Barrett’s esophagus is a disease in which the tissue of the esophagus changes into tissue similar to the tissue in the intestines. These changes in the tissue are often caused by acid reflux disease. Research on the condition suggests that recurrent exposure to acid causes damage to the esophageal cells, and that when the esophagus frequently attempts to repair itself as a response, it leads to changes in the cells. ymptoms of Barrett’s Esophagu In some cases, people with Barrett’s esophagus will have no symptoms of the illness at all. However, those with associated acid reflux can have quite painful symptoms.
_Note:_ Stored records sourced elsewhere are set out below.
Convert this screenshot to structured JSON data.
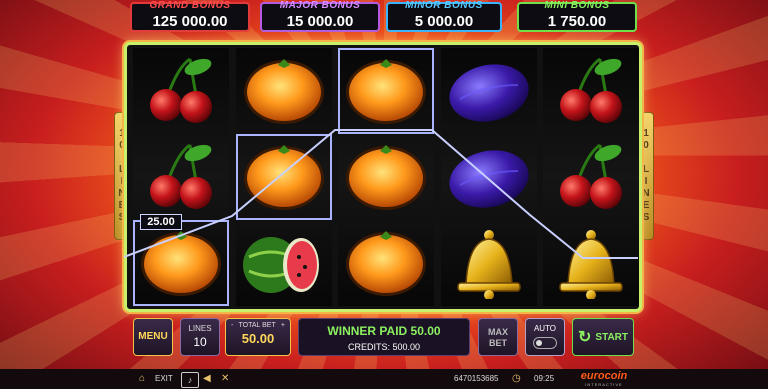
{
  "jackpots": {
    "grand": {
      "label": "GRAND BONUS",
      "value": "125 000.00"
    },
    "major": {
      "label": "MAJOR BONUS",
      "value": "15 000.00"
    },
    "minor": {
      "label": "MINOR BONUS",
      "value": "5 000.00"
    },
    "mini": {
      "label": "MINI BONUS",
      "value": "1 750.00"
    }
  },
  "lines_indicator": "10 LINES",
  "reels": [
    [
      "cherry",
      "cherry",
      "orange"
    ],
    [
      "orange",
      "orange",
      "watermelon"
    ],
    [
      "orange",
      "orange",
      "orange"
    ],
    [
      "plum",
      "plum",
      "bell"
    ],
    [
      "cherry",
      "cherry",
      "bell"
    ]
  ],
  "win_amount_label": "25.00",
  "controls": {
    "menu": "MENU",
    "lines_label": "LINES",
    "lines_value": "10",
    "bet_minus": "-",
    "bet_label": "TOTAL BET",
    "bet_plus": "+",
    "bet_value": "50.00",
    "winner_text": "WINNER PAID 50.00",
    "credits_text": "CREDITS: 500.00",
    "max_bet_line1": "MAX",
    "max_bet_line2": "BET",
    "auto_label": "AUTO",
    "start": "START"
  },
  "statusbar": {
    "exit": "EXIT",
    "ticket": "6470153685",
    "time": "09:25",
    "brand": "eurocoin",
    "brand_sub": "INTERACTIVE"
  },
  "icons": {
    "home": "home-icon",
    "volume": "speaker-icon",
    "clock": "clock-icon",
    "start": "refresh-icon"
  }
}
If you have frequent heartburn, problems swallowing food, or pain in the chest area, it’s time to see your doctor. Patients diagnosed with Barrett’s esophagus should be monitored for precancerous changes because in a small number of cases, the disease could progress to esophageal cancer. However, when caught early, these precancerous cells can be treated to prevent these cancers from developing.
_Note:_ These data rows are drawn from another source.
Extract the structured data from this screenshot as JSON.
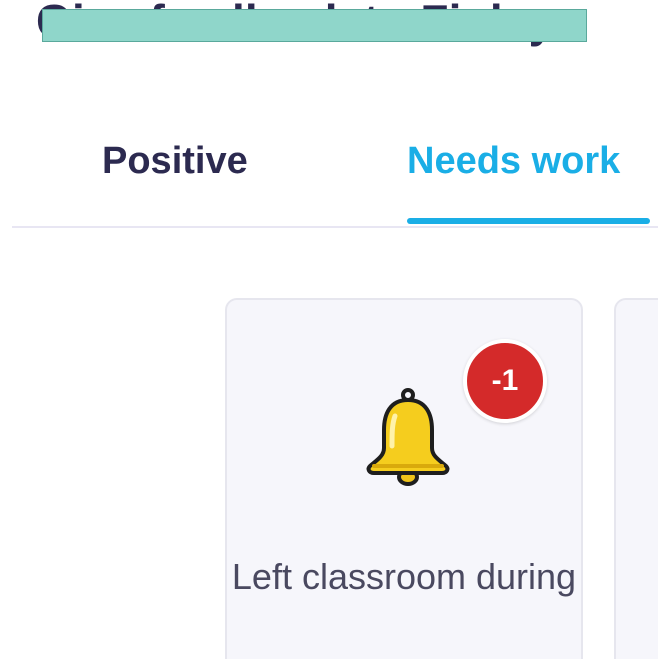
{
  "header": {
    "title": "Give feedback to Finley"
  },
  "tabs": [
    {
      "label": "Positive",
      "active": false
    },
    {
      "label": "Needs work",
      "active": true
    }
  ],
  "colors": {
    "accent": "#1aaee6",
    "heading": "#2c2a50",
    "badge": "#d42a2a",
    "card_bg": "#f6f6fb",
    "redaction": "#8fd6ca"
  },
  "behaviors": [
    {
      "icon": "bell-icon",
      "points": "-1",
      "label": "Left classroom during"
    }
  ]
}
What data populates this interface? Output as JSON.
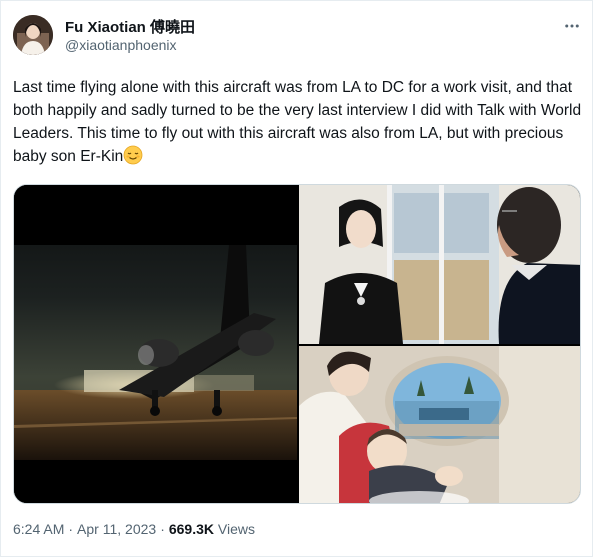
{
  "author": {
    "name": "Fu Xiaotian 傅曉田",
    "handle": "@xiaotianphoenix",
    "avatar_icon": "profile-photo"
  },
  "more_icon": "more-horizontal-icon",
  "tweet": {
    "text": "Last time flying alone with this aircraft was from LA to DC for a work visit, and that both happily and sadly turned to be the very last interview I did with Talk with World Leaders. This time to fly out with this aircraft was also from LA, but with precious baby son Er-Kin",
    "emoji": "relieved-face-emoji"
  },
  "media": {
    "count": 3,
    "images": [
      "private-jet-on-tarmac-at-night",
      "woman-in-black-jacket-and-man-by-window",
      "mother-with-baby-by-airplane-window"
    ]
  },
  "meta": {
    "time": "6:24 AM",
    "separator": "·",
    "date": "Apr 11, 2023",
    "views_count": "669.3K",
    "views_label": "Views"
  },
  "colors": {
    "text_primary": "#0f1419",
    "text_secondary": "#536471",
    "border": "#cfd9de"
  }
}
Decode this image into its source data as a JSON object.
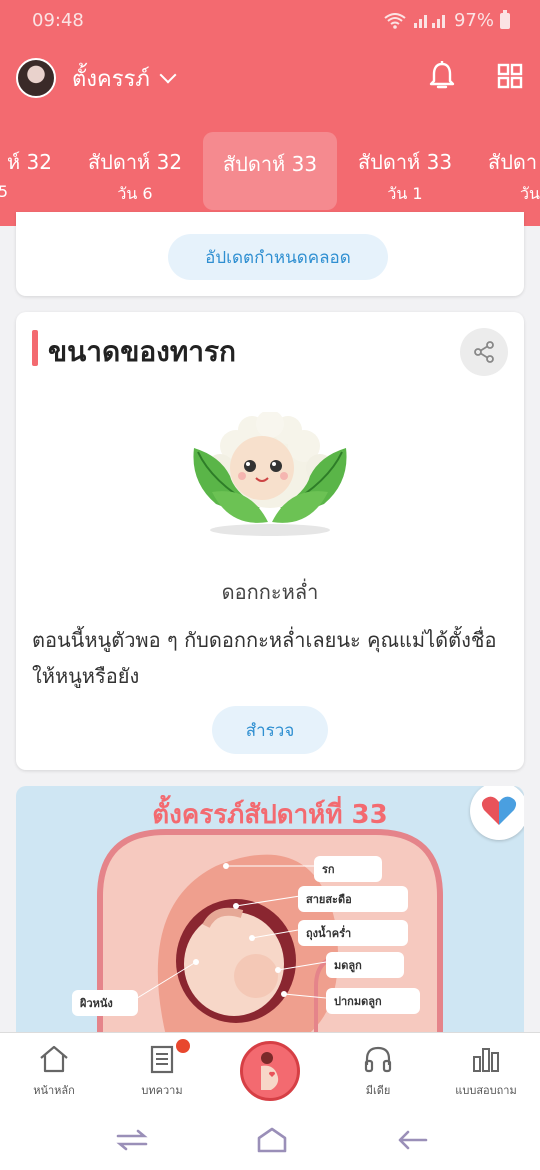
{
  "status_bar": {
    "time": "09:48",
    "battery": "97%"
  },
  "header": {
    "profile_name": "ตั้งครรภ์",
    "icons": [
      "bell-icon",
      "grid-icon"
    ]
  },
  "week_tabs": [
    {
      "week": "ห์ 32",
      "day": "5"
    },
    {
      "week": "สัปดาห์ 32",
      "day": "วัน 6"
    },
    {
      "week": "สัปดาห์ 33",
      "day": "",
      "active": true
    },
    {
      "week": "สัปดาห์ 33",
      "day": "วัน 1"
    },
    {
      "week": "สัปดา",
      "day": "วัน"
    }
  ],
  "due_date_card": {
    "button_label": "อัปเดตกำหนดคลอด"
  },
  "baby_size_card": {
    "title": "ขนาดของทารก",
    "vegetable": "ดอกกะหล่ำ",
    "description": "ตอนนี้หนูตัวพอ ๆ กับดอกกะหล่ำเลยนะ คุณแม่ได้ตั้งชื่อให้หนูหรือยัง",
    "explore_label": "สำรวจ"
  },
  "info_card": {
    "title": "ตั้งครรภ์สัปดาห์ที่ 33",
    "labels": [
      "รก",
      "สายสะดือ",
      "ถุงน้ำคร่ำ",
      "มดลูก",
      "ปากมดลูก",
      "ผิวหนัง"
    ]
  },
  "bottom_nav": [
    {
      "label": "หน้าหลัก",
      "icon": "home-icon"
    },
    {
      "label": "บทความ",
      "icon": "article-icon"
    },
    {
      "label": "",
      "icon": "pregnancy-icon"
    },
    {
      "label": "มีเดีย",
      "icon": "headphones-icon"
    },
    {
      "label": "แบบสอบถาม",
      "icon": "chart-icon"
    }
  ],
  "colors": {
    "brand": "#f36a70",
    "accent_blue": "#2f8fd1"
  }
}
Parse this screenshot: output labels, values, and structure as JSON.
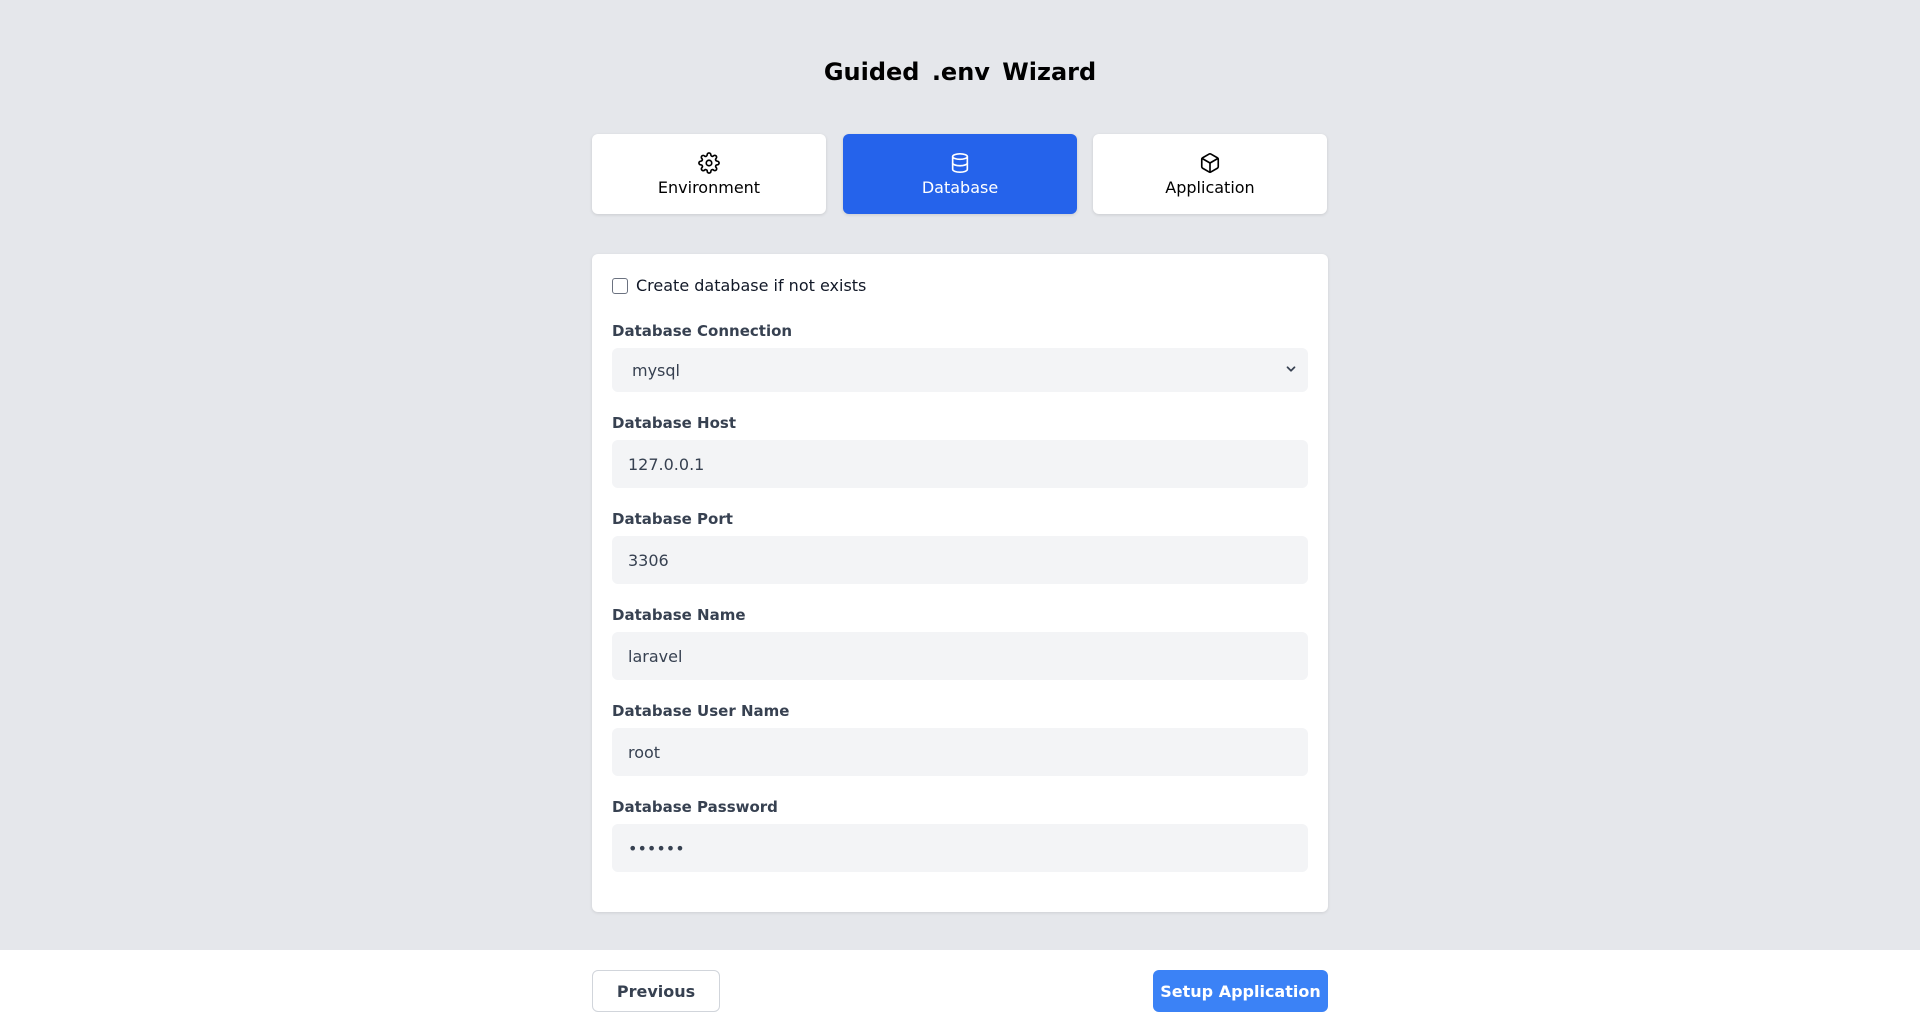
{
  "page": {
    "title": "Guided .env Wizard"
  },
  "tabs": [
    {
      "label": "Environment",
      "icon": "gear-icon",
      "active": false
    },
    {
      "label": "Database",
      "icon": "database-icon",
      "active": true
    },
    {
      "label": "Application",
      "icon": "cube-icon",
      "active": false
    }
  ],
  "form": {
    "create_db_label": "Create database if not exists",
    "create_db_checked": false,
    "connection": {
      "label": "Database Connection",
      "value": "mysql"
    },
    "host": {
      "label": "Database Host",
      "value": "127.0.0.1"
    },
    "port": {
      "label": "Database Port",
      "value": "3306"
    },
    "name": {
      "label": "Database Name",
      "value": "laravel"
    },
    "username": {
      "label": "Database User Name",
      "value": "root"
    },
    "password": {
      "label": "Database Password",
      "value": "••••••"
    }
  },
  "footer": {
    "previous_label": "Previous",
    "next_label": "Setup Application"
  },
  "colors": {
    "accent": "#2563eb",
    "button_primary": "#3b82f6",
    "background": "#e5e7eb",
    "input_bg": "#f3f4f6"
  }
}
Finding new ways to address this condition, then, is of huge importance to those who suffer from it**.** ryotherapy for Barrett’ One new cryotherapy procedure is showing great promise for treating Barrett’s esophagus. This procedure involves using an endoscope to look into the esophagus and spraying liquid nitrogen through a tube onto the damaged tissue. The liquid nitrogen is cooled to approximately minus 320 degrees – a temperature capable of freezing off the damaged layer of cells. In a 2013 study conducted by the Division of Gastroenterology and Hepatology (University of Maryland School of Medicine), patients were seen every eight weeks until the cryotherapy had completely eliminated damaged cells.
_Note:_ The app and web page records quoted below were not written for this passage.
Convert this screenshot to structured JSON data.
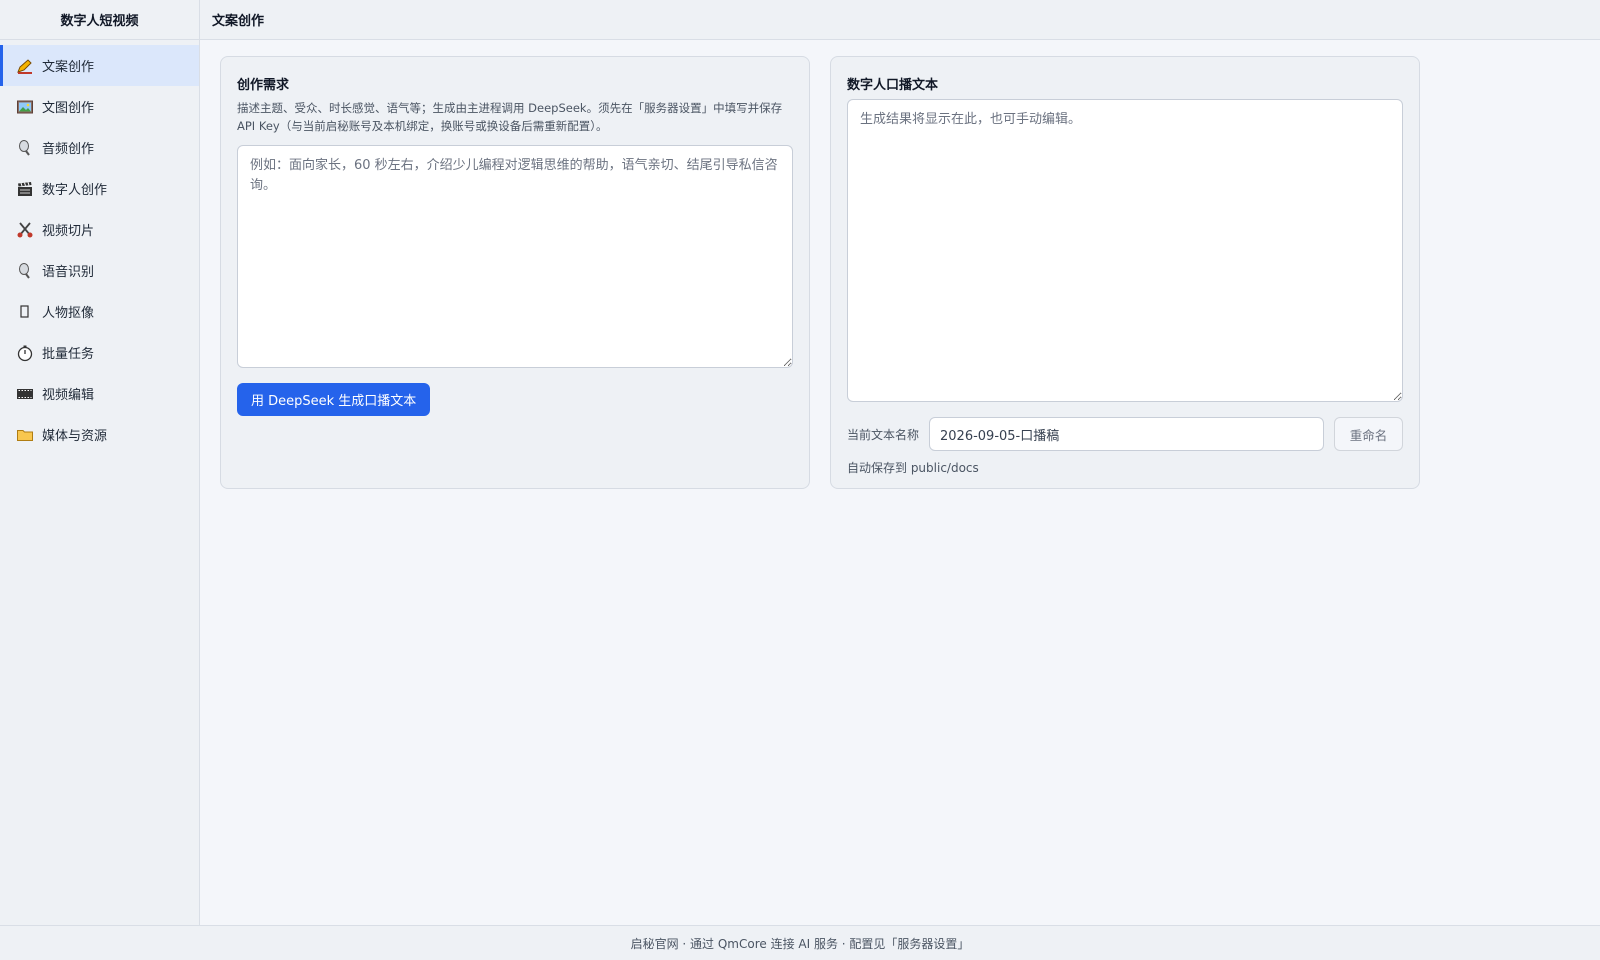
{
  "app": {
    "title": "数字人短视频"
  },
  "header": {
    "title": "文案创作"
  },
  "sidebar": {
    "items": [
      {
        "label": "文案创作",
        "icon": "pencil-icon",
        "active": true
      },
      {
        "label": "文图创作",
        "icon": "picture-icon",
        "active": false
      },
      {
        "label": "音频创作",
        "icon": "microphone-icon",
        "active": false
      },
      {
        "label": "数字人创作",
        "icon": "clapperboard-icon",
        "active": false
      },
      {
        "label": "视频切片",
        "icon": "scissors-icon",
        "active": false
      },
      {
        "label": "语音识别",
        "icon": "microphone-icon",
        "active": false
      },
      {
        "label": "人物抠像",
        "icon": "rectangle-icon",
        "active": false
      },
      {
        "label": "批量任务",
        "icon": "stopwatch-icon",
        "active": false
      },
      {
        "label": "视频编辑",
        "icon": "film-strip-icon",
        "active": false
      },
      {
        "label": "媒体与资源",
        "icon": "folder-icon",
        "active": false
      }
    ]
  },
  "request_panel": {
    "title": "创作需求",
    "description": "描述主题、受众、时长感觉、语气等；生成由主进程调用 DeepSeek。须先在「服务器设置」中填写并保存 API Key（与当前启秘账号及本机绑定，换账号或换设备后需重新配置）。",
    "input_value": "",
    "input_placeholder": "例如：面向家长，60 秒左右，介绍少儿编程对逻辑思维的帮助，语气亲切、结尾引导私信咨询。",
    "generate_label": "用 DeepSeek 生成口播文本"
  },
  "script_panel": {
    "title": "数字人口播文本",
    "output_value": "",
    "output_placeholder": "生成结果将显示在此，也可手动编辑。",
    "name_label": "当前文本名称",
    "name_value": "2026-09-05-口播稿",
    "rename_label": "重命名",
    "autosave_text": "自动保存到 public/docs"
  },
  "footer": {
    "text": "启秘官网 · 通过 QmCore 连接 AI 服务 · 配置见「服务器设置」"
  },
  "colors": {
    "accent": "#2563eb",
    "active_nav_bg": "#dbe7fb"
  }
}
Complete eradication of high grade dysplasia (CE-HGD) was found to be 100 percent at the end of the study and 97 percent at the two-year follow-up. Intestinal metaplasia (CE-IM) was eradicated in 84 percent of the participants and was still eliminated in 81 percent of the participants at the two-year follow-up. There were no adverse reactions.
Cryotherapy for Barrett’s Esophagus dditional risk factors for Barrett’ While this new procedure seems promising, decreasing the risk of developing Barrett’s esophagus in the first place is the best approach to the disease. There are several risk factors for developing Barrett’s, with acid reflux disease right at the top. If you have had acid reflux disease for years, even if it’s being treated by medications, you should talk with a gastroenterologist about your risk factors. Being male, overweight, over the age of 50, Caucasian or a smoker can also increase your risk for developing the disease. ighting acid reflu Some of the risk factors for developing Barrett’s esophagus are also things that can make acid reflux worse. So, if you are overweight or smoking, now is the time to tackle both of those problems. Check out Health Central’s Diet and Exercise Page for helpful tips for losing weight and this article for for advice on quitting smoking for good.
It can also be helpful to reduce other acid reflux triggers like:
- Eating too much at a meal
- Lying down after a meal
- Wearing tight clothing
Foods that might bring on the burn include:
- Citrus fruits or juices
- Black pepper
- Spicy foods
- Rich or high-fat foods
- Fatty dairy products
- Tomato or tomato products (e.g., ketchup)
If you have done all of these things and are still dealing with painful acid reflux, your doctor may suggest the use of medication to reduce the acid. One type of medication, PPI or Proton Pump Inhibitor, has been linked to a whole host of side effects, so be sure to have a risk vs. benefit conversation with your physician before beginning any medication. ee More Helpful Articles:****
Jennifer has a bachelor’s degree in dietetics as well as graduate work in public health and nutrition.She has worked with families dealing with digestive disease, asthma and food allergies for the past 12 years.Jennifer also serves the Board of Directors for Pediatric Adolescent Gastroesophageal Reflux Association (PAGER).
Jennifer Rackley is a nutritionist and mother of three girls. Two of her children have dealt with acid reflux disease, food allergies, migraines, and asthma. She has a Bachelor of Science in dietetics from Harding University and has done graduate work in public health and nutrition through Eastern Kentucky University. In addition to writing for HealthCentral, she does patient consults and serves on the Board of Directors for the Pediatric Adolescent Gastroesophageal Reflux Association.